━━ RECORDS SHOWN
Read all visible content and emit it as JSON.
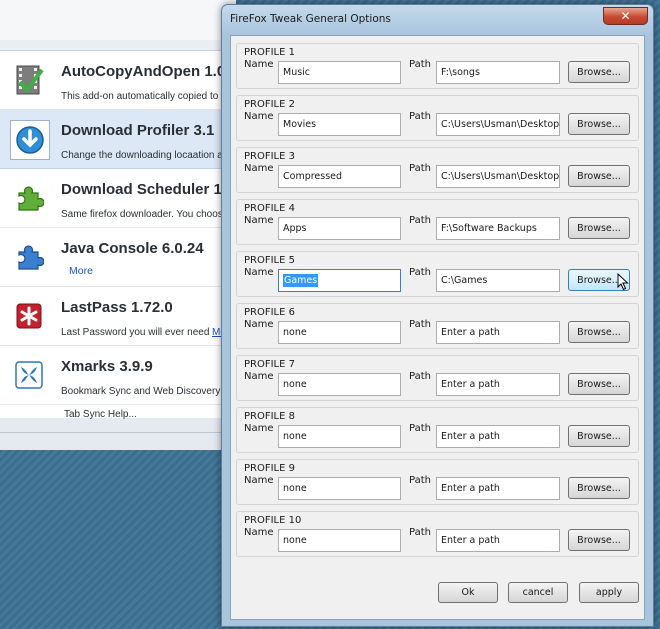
{
  "dialog": {
    "title": "FireFox Tweak General Options",
    "close_glyph": "✕",
    "labels": {
      "name": "Name",
      "path": "Path"
    },
    "browse_label": "Browse...",
    "profiles": [
      {
        "title": "PROFILE 1",
        "name": "Music",
        "path": "F:\\songs"
      },
      {
        "title": "PROFILE 2",
        "name": "Movies",
        "path": "C:\\Users\\Usman\\Desktop\\M"
      },
      {
        "title": "PROFILE 3",
        "name": "Compressed",
        "path": "C:\\Users\\Usman\\Desktop\\C"
      },
      {
        "title": "PROFILE 4",
        "name": "Apps",
        "path": "F:\\Software Backups"
      },
      {
        "title": "PROFILE 5",
        "name": "Games",
        "path": "C:\\Games"
      },
      {
        "title": "PROFILE 6",
        "name": "none",
        "path": "Enter a path"
      },
      {
        "title": "PROFILE 7",
        "name": "none",
        "path": "Enter a path"
      },
      {
        "title": "PROFILE 8",
        "name": "none",
        "path": "Enter a path"
      },
      {
        "title": "PROFILE 9",
        "name": "none",
        "path": "Enter a path"
      },
      {
        "title": "PROFILE 10",
        "name": "none",
        "path": "Enter a path"
      }
    ],
    "buttons": {
      "ok": "Ok",
      "cancel": "cancel",
      "apply": "apply"
    }
  },
  "addons": {
    "items": [
      {
        "name": "AutoCopyAndOpen 1.0",
        "desc": "This add-on automatically copied to",
        "icon": "film-check-icon"
      },
      {
        "name": "Download Profiler 3.1",
        "desc": "Change the downloading locaation a",
        "icon": "download-arrow-icon"
      },
      {
        "name": "Download Scheduler 1",
        "desc": "Same firefox downloader. You choos",
        "icon": "puzzle-piece-icon"
      },
      {
        "name": "Java Console 6.0.24",
        "more": "More",
        "icon": "puzzle-piece-blue-icon"
      },
      {
        "name": "LastPass 1.72.0",
        "desc": "Last Password you will ever need",
        "link": "Mo",
        "icon": "lastpass-star-icon"
      },
      {
        "name": "Xmarks 3.9.9",
        "desc": "Bookmark Sync and Web Discovery",
        "icon": "xmarks-butterfly-icon"
      }
    ],
    "cutoff_text": "Tab Sync Help..."
  },
  "colors": {
    "selection": "#3399ff",
    "link": "#1c56c9",
    "close_button": "#c74a32",
    "frame": "#a9c5de"
  }
}
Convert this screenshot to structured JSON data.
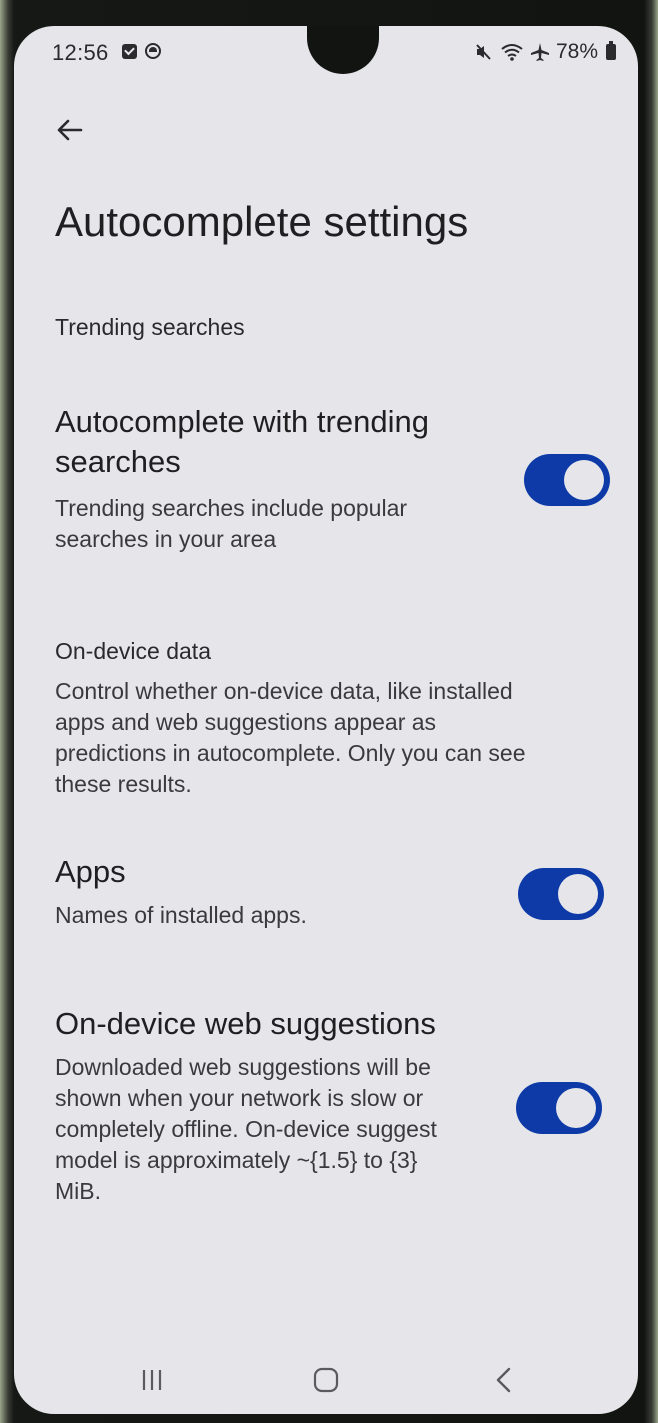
{
  "status_bar": {
    "time": "12:56",
    "battery": "78%",
    "icons_left": [
      "check-square-icon",
      "clock-circle-icon"
    ],
    "icons_right": [
      "mute-icon",
      "wifi-icon",
      "airplane-icon",
      "battery-icon"
    ]
  },
  "header": {
    "back_icon": "arrow-left-icon",
    "title": "Autocomplete settings"
  },
  "sections": {
    "trending": {
      "header": "Trending searches",
      "item_title_line1": "Autocomplete with trending",
      "item_title_line2": "searches",
      "item_sub_line1": "Trending searches include popular",
      "item_sub_line2": "searches in your area",
      "toggle_on": true
    },
    "on_device": {
      "header": "On-device data",
      "desc_line1": "Control whether on-device data, like installed",
      "desc_line2": "apps and web suggestions appear as",
      "desc_line3": "predictions in autocomplete. Only you can see",
      "desc_line4": "these results."
    },
    "apps": {
      "title": "Apps",
      "sub": "Names of installed apps.",
      "toggle_on": true
    },
    "web_suggestions": {
      "title": "On-device web suggestions",
      "desc_line1": "Downloaded web suggestions will be",
      "desc_line2": "shown when your network is slow or",
      "desc_line3": "completely offline. On-device suggest",
      "desc_line4": "model is approximately ~{1.5} to {3}",
      "desc_line5": "MiB.",
      "toggle_on": true
    }
  },
  "nav_bar": {
    "buttons": [
      "recents-icon",
      "home-icon",
      "back-chevron-icon"
    ]
  },
  "colors": {
    "toggle_on": "#0e3aa8",
    "screen_bg": "#e6e6ea",
    "text_primary": "#1f1f22"
  }
}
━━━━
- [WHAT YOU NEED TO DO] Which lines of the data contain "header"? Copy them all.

- [EXERCISE RESULT]
  "header": {
      "header": "Trending searches",
      "header": "On-device data",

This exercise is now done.